Making Time for Family Time
Think back, right now, to the last time you spent valuable family time with your family. Think back to the last time you read a book to your baby sister. Think back to the last time you played a game with your younger brother, one that he wanted to play. Think back to the last time you talked with your sister and asked her about how she is doing in her life right now. When was it?
If you are like me, you are probably facing a pretty busy time of your life right now. Balancing heaps of school with as much social time as possible and somehow cramming in eating and sleeping and chores to the mix. Where is there time for family time? Why does it even matter?
Before we move on, let me say this as clearly as possible. Making time for and creating healthy loving bonds with each member of your family is among the most important things that you as a teen can be doing in your life right now. Succeeding in academics, that comes second. Excelling in sports, that comes second. Making friends, that comes second. Your family is the family that God gave you and they are the people who through good and through bad will help you get to heaven. It is so important that you give them the attention and the love that they deserve.
So, how do you make time for them?
First, don’t shun them. What is the instinctive reaction of a busy teenager towards a little sibling who is trying to get their attention? Unfortunately, it is almost always something along the lines of ‘Go away!’. ‘Stop bugging me!’, ‘I’m busy right now!’, and ‘Can’t you see I’m working!’ are also common remarks. I know that little sibling can often seem annoying. As the oldest of nine, I have a bit of experience of family life. It is often very difficult for me to make time for them, instead of losing my temper with them and telling them to go away.
One thing that teenagers don’t see though, is that what might seem to be an obnoxious little sibling is almost always a younger brother or sister who looks up to you, loves you, and wants nothing more than for you to give him or her just a little bit of attention. They are not trying to annoy you. Their motives are not malicious. They admire you and want you to, in a sense, admire them. You do this by giving them your time.
Now of course there will be times when you can’t spend time with them (i.e. mid-Latin class). What you can do though in these instances is, instead of reverting to one of the comments I gave before such as ‘Go away!’, show them that you at least do not think them to be a pain. Say, ‘I’m in the middle of class right now, can I play a game with you after I get out?’ It is little things like these, not ignoring them or shunning them, which will help you to establish a lifelong relationship with the members of your family. So, number one: Don’t shun them.

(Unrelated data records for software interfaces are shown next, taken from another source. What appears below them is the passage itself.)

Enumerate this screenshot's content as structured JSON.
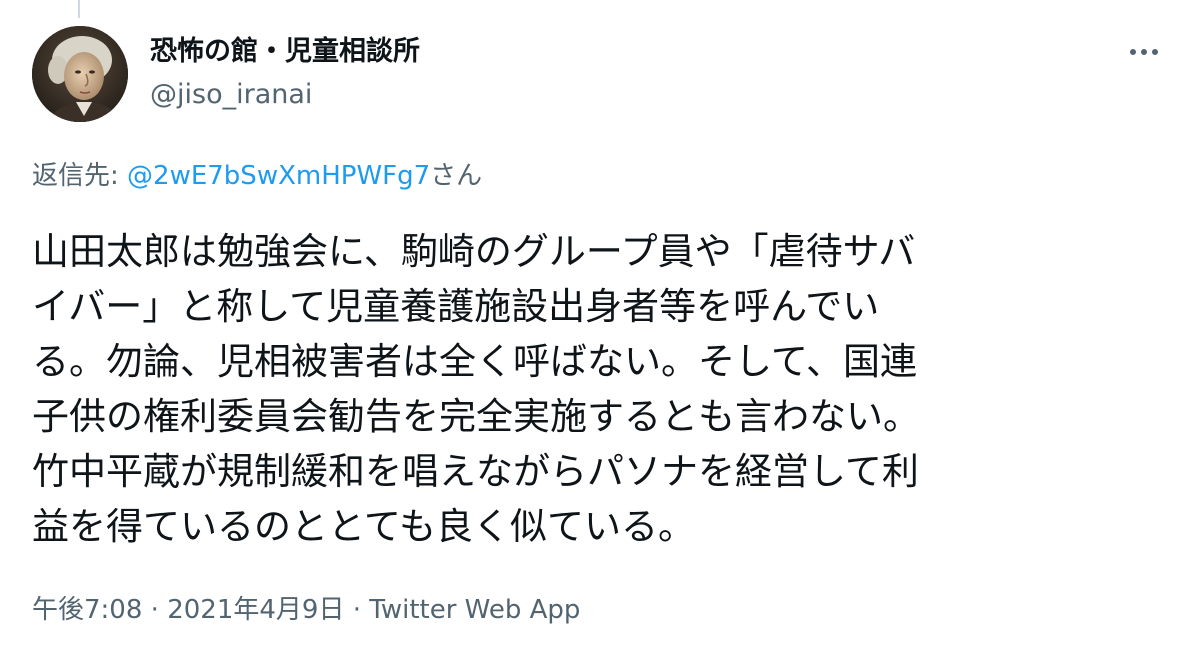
{
  "tweet": {
    "author": {
      "display_name": "恐怖の館・児童相談所",
      "handle": "@jiso_iranai",
      "avatar_icon": "portrait-avatar"
    },
    "more_icon": "more-horizontal-icon",
    "reply": {
      "prefix": "返信先: ",
      "mention": "@2wE7bSwXmHPWFg7",
      "suffix": "さん"
    },
    "text_lines": [
      "山田太郎は勉強会に、駒崎のグループ員や「虐待サバ",
      "イバー」と称して児童養護施設出身者等を呼んでい",
      "る。勿論、児相被害者は全く呼ばない。そして、国連",
      "子供の権利委員会勧告を完全実施するとも言わない。",
      "竹中平蔵が規制緩和を唱えながらパソナを経営して利",
      "益を得ているのととても良く似ている。"
    ],
    "time": "午後7:08",
    "separator": " · ",
    "date": "2021年4月9日",
    "source": "Twitter Web App"
  },
  "colors": {
    "text_primary": "#0f1419",
    "text_secondary": "#536471",
    "link": "#1d9bf0",
    "thread_line": "#cfd9de"
  }
}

Second, spend time with them. So, in your kindest tone possible, while currently taking a difficult chemistry quiz, you told your loud little brother that you would play catch with him later. Later comes, it is late in the afternoon, you have just finished your chores, and now you wish for nothing more than your quiet bed and an enjoyable novel. ‘But wait!’, you remember, ‘I told Joseph I would play catch with him earlier!’ You are now faced with a predicament. Do you keep doing what you want to do, or do you sacrifice what you want to do and spend time with your brother? The right thing to do, and the one which will help you and your brother grow closer, is to play with him.
Often, we can be selfish with our time. It is extremely difficult to pull yourself away from what you are doing and do something with or for someone else. Especially family. But, as you begin to spend more time with your family, you will begin to notice two things.
First, it will become easier and even more enjoyable to be with your siblings. It won’t be a chore. You will grow to value your siblings as the wonderful people they are and will want to be with them. The generosity and kindness you show towards them will also extend to other areas of your life; the virtue you are learning in your home, in your interactions with the other members of your family, will lead you to be more virtuous outside of your home.
Second, you will begin to notice that your siblings won’t ‘bug’ you so much as they had before. When you give them attention, and they know that you will not forget about them when you are finished doing what you need to do, they will also let you be alone while you are working. Spending time with your family is truly a win-win for everybody. So, number two: Spend time with them.
Third, be there for them. One of the most important things you can do for your siblings is to be there for them. While you might say that this is the same as spending time with them, it is actually quite different. Being there for your siblings is something more than just spending time with them. Being there for your siblings shows them that you love them and that you are a person who they can trust and look up to as they grow up.
How do you make sure you are there for your siblings? It means standing up for them when they are treated unkindly, even if it means that you will be laughed at by your friends. It means going to their dance performances or their baseball games, even though you were invited to the movies. It means taking the time to talk with them about how they, as a person, are doing in their life right now. It means complimenting them when they do a good job. It means being an example for them to follow when they are having a rough time. It means loving them. This step of being there for them is one that you as an older sibling will have to fulfill your entire life; if they learn to look up to you now then in the future they will continue to look up to you. They will turn to you for advice even as an adult and they will want to have a relationship with you. So, number three,:Be there for them.
A recap: First, don’t shun them. Second, spend time with them. Third, be there for them.
As I hope you have seen, the importance of making time for your family cannot be understated. They need you and you need them. Your family will get you to heaven and you will get them to heaven. God gave them to you and as a Catholic, as a teenager, and simply as a good person, it is your responsibility to make time for them.